Question: My 45 year old daughter has terrible plantar fasciitis. It came on after her last baby three years ago and never went away. She’s tried everything: insoles, physio, but nothing seems to help. She is very overweight – around 3 kilos – and refuses to believe it has anything to do with it. What do you think? Wouldn’t being overweight do that?
dr Grant replies: A While the exact underlying cause of plantar fasciitis is poorly understood, there are several risk factors. Obesity – or even a body mass index over 27 – is one of the known risk factors
The peak incidence of plantar fasciitis occurs between the ages of 40 and 60. It generally occurs in one foot, but about a third of cases are bilateral (both feet are affected). Other risk factors include running, prolonged standing or jumping (e.g., ballet dancers), flat feet, and—due to the natural biomechanics of your foot—poor ankle dorsiflexion.
The plantar fascia is a supporting connective tissue on the sole of the foot with longitudinal fibers. It is tightly attached to the middle of the foot and divided into five briefs, one for each toe, extending across the sole. This helps create the windlass mechanism, or bowstring effect, which raises the arch of the foot as the toes straighten during the push-off phase of walking.
Diagnosis is generally based on a good history of symptoms and clinical examination of the foot. The typical pain is described as heel pain that gets worse in the morning or after a period of rest. The pain typically subsides with gradually increasing activity, but worsens with prolonged weight bearing towards the end of the day.
In one exam, the toes are grasped with one hand and dorsiflexed (pushed up) while the other hand feels the sole of the foot, starting at the heel and working up to the toes. Tenderness is produced in specific locations, particularly when pressing along the ligaments that compress the plantar fascia. Identifying points of discrete tenderness is useful when considering one of the treatment options, steroid injections to relieve the pain.
Initial treatment strategies include weight loss measures, footwear assessment to ensure good arch support (especially important for people with flat feet), and daily foot stretching techniques under the guidance of a physical therapist.

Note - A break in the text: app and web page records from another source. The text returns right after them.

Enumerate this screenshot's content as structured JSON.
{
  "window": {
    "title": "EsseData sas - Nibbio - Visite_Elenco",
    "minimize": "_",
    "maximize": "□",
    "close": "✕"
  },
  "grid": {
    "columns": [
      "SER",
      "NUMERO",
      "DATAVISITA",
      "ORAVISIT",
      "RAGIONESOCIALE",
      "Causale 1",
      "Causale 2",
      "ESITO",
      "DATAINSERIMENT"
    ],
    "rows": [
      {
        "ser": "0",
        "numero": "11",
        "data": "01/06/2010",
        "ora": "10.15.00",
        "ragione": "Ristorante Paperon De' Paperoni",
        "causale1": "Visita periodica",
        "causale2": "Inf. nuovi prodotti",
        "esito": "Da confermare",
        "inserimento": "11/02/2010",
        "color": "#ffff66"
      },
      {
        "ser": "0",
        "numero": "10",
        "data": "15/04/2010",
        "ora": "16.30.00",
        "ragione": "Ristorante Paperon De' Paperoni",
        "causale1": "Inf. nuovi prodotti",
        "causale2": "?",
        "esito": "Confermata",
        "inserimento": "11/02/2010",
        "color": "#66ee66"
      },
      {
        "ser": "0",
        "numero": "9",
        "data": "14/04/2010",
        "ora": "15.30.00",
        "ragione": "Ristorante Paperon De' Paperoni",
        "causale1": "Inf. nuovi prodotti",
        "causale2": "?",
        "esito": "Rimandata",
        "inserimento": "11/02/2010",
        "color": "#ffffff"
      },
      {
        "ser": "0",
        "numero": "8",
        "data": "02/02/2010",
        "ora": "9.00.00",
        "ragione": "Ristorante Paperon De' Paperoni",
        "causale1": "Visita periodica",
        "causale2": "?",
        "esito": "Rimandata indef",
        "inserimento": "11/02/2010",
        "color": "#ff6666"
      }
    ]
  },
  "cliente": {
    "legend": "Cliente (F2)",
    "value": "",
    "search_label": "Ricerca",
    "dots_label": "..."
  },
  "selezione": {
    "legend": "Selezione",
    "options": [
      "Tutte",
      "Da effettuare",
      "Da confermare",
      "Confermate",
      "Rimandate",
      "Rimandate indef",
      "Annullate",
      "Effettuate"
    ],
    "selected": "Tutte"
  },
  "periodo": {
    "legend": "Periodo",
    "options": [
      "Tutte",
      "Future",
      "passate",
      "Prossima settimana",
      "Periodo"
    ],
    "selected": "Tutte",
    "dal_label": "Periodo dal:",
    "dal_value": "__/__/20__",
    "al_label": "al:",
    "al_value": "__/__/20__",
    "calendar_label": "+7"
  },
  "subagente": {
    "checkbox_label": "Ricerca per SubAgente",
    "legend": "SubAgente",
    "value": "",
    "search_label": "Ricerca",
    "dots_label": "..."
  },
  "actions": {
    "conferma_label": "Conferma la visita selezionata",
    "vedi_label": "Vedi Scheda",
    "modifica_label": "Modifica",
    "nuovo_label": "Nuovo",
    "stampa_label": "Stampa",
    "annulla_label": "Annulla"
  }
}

By improving diet and exercising for 30-40 minutes a day, there can be an automatic mood lift and a surge in energy levels. This alone can lead to a reduced perception of pain.
After a few weeks of sustained lifestyle improvements, I recommend adding 20 minutes of yoga, pilates, or tai chi (freely available on YouTube—no excuses!) at least three days a week. Again, I suggest building this up to 30 minutes a day if possible. Invest time in your health and you will feel the fruits very quickly. Also, try taking a high-dose omega-3 supplement with vitamin D daily.
The fantastic news is that approximately 80 percent of patients experience complete pain relief within a year. If the pain persists after a year, there may be a number of other conditions that could explain foot pain. A specialist orthopedic foot surgeon or consultant rheumatologist could work through the list of possible other diagnoses.
dr Jennifer Grant is a GP at Beacon HealthCheck
https://www.independent.ie/life/health-wellbeing/health-features/ask-the-doctor-my-daughter-is-very-overweight-after-having-children-does-this-make-plantar-fasciitis-worse-41942996.html Ask the doctor: My daughter is very overweight after giving birth. Does this make plantar fasciitis worse?